3) Commodity prices do not reflect reality. Copper, although off its highs, is still selling for much more than the marginal cost of production. Copper is selling for $3.50/lb and it cost $1/lb to get it out of the ground. Have you looked at the returns the mining and metal companies making? I’m sure you have heard it said that profit margins are at record highs and are bound to fall to more normal levels. Well this is a sector that will have some significant margin contraction. If you look at commodity related equities, they have fallen much more than relative to the fall in commodity price. Why is this? Clearly the market (investors) are signaling a further fall in commodity prices. When commodity prices fall, oil will fall likewise.
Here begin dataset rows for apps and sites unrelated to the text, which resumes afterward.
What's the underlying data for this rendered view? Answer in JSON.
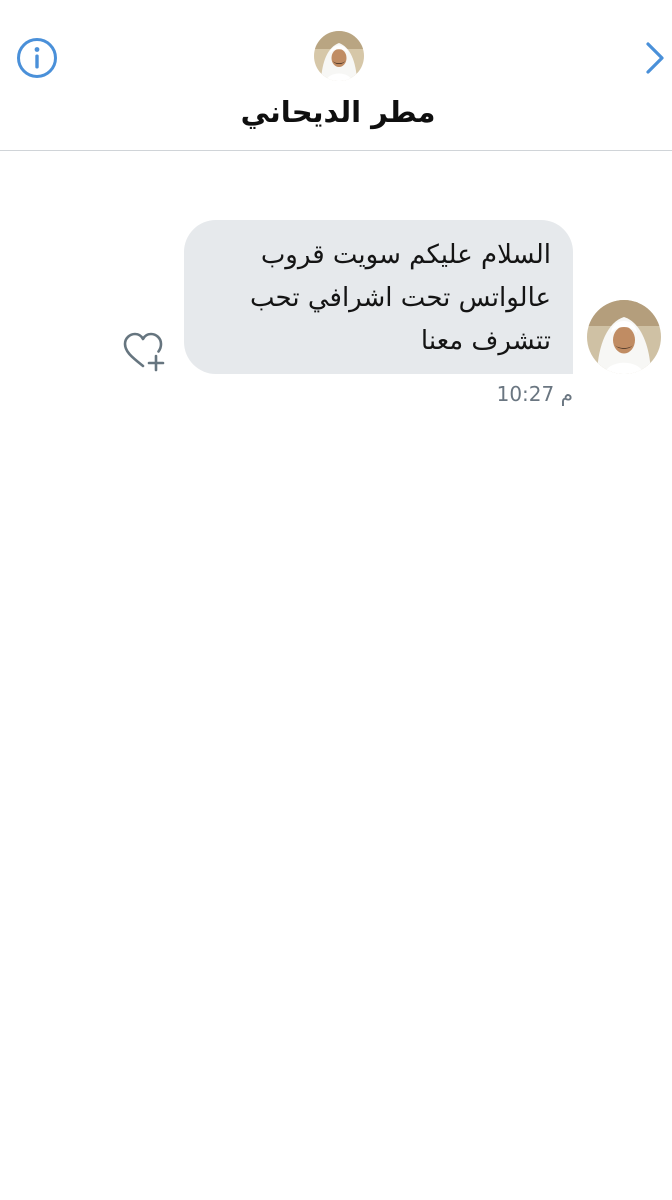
{
  "header": {
    "contact_name": "مطر الديحاني",
    "info_icon": "info-icon",
    "back_icon": "chevron-right-icon",
    "accent_color": "#4a90d9"
  },
  "conversation": {
    "messages": [
      {
        "text": "السلام عليكم سويت قروب عالواتس تحت اشرافي تحب تتشرف معنا",
        "time": "10:27 م",
        "like_icon": "heart-plus-icon"
      }
    ]
  },
  "colors": {
    "bubble_background": "#e6e9ec",
    "timestamp_color": "#6a7681",
    "divider_color": "#d0d4d8"
  }
}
4) I don't believe in "new era's. I also don’t want to take any unnecessary risks. If you step back and look at the price of oil you have to believe this is a “new era”. The market has numerous other opportunities so don’t box yourself into one sector.
5) On the flip side, what is the bull case? The bull case is we are running out of oil. While that may be true but isn’t it interesting US oil demand has fallen since 2005 (Click Here). High oil prices have also led to an onslaught of new technologies and energy sources. If you have a free market economy and someone has a need (in this case energy), someone will find a way to meet that need. Thousands of engineers are working on it everyday (Click Here for an Example).
I’ll keep this short. I looked very, very briefly at Sandridge. I'm not interested in owning an oil company and I didn’t see anything appealing so I took a pass. That said I believe Fairfax has invested because of two reasons. One is management and the second is hedging. I have heard Prem Watsa say that the speculation in commodities is out of hand and that he knows of only one company that hedges their prices. I took that statement to refer to Sandridge although I don’t know their hedging policy. If SandRidge has significant hedges that is smart and is likely the reason why he’s invested. Many companies won’t hedge. You want to know why? Because they are speculating that prices will go even higher. People never learn and never change. They constantly reach for risk & yield with little regard for the downside.
Prem understands this well and he never reaches for unnecessary risks or yield without adequate compensation. He wants to earn 20% on every investment that Fairfax makes. When he does that he leaves himself a large margin of safety.
Disclosure - Long FFH